The final presentation was given by the President of the Tyre Recovery Association Mike Wilson. He sketched out some of the future plans for the TRA. The Responsible Recycler Scheme was he said at the cornerstone of the work of the association and was a best practice scheme and the standard which all in the industry should aspire to. Looking forward it will be important for the TRA to progress the scheme and the relationship with the Environment Agency should be developed further. The TRA already offers PAS 107 QP accreditation and the association will shortly incorporate safe storage guidelines as outlined in PPG29/Tyres.
One key issue remarked on by Mike, and a subject that is causing considerable concern in the tyre industry, was Site Exemptions. The TRA would like to see a moratorium on new sites until all existing sites have been checked for regulatory compliance. Mike also touched on the subject of part worn tyres. These are an issue because the regulations are not being enforced and the thousands of tyres outlets that could potentially sell part worns cannot be monitored by Trading Standards because of lack of resources.
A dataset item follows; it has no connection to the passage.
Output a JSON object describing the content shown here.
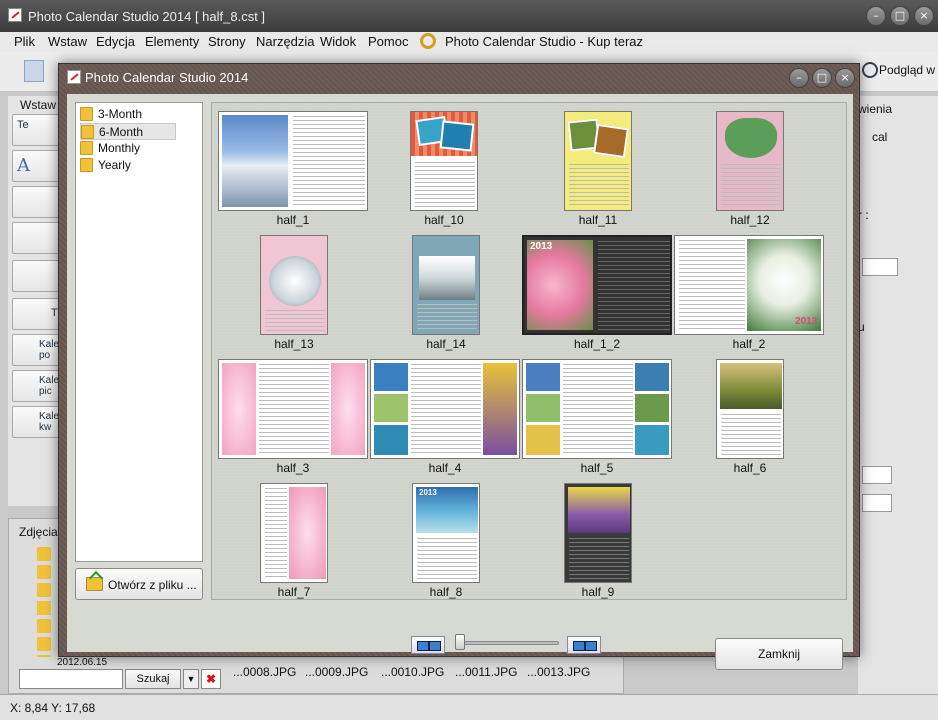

A simple process could be developed between the TRA and ABRICON to ensure that the correct inspection for safety and marking for security is performed correctly by those selling part worn tyres.
Summing up the day Peter Taylor the Secretary General of the TRA said that it had been a very worthwhile experience with some excellent and meaningful presentations. He said that it would be wrong to expect a single answer to the problems faced by the industry or expect the Environment Agency to solve all of the tyre industry’s problems. Industry leaders must also look to themselves to bring about changes for the better for enhanced standards of operation.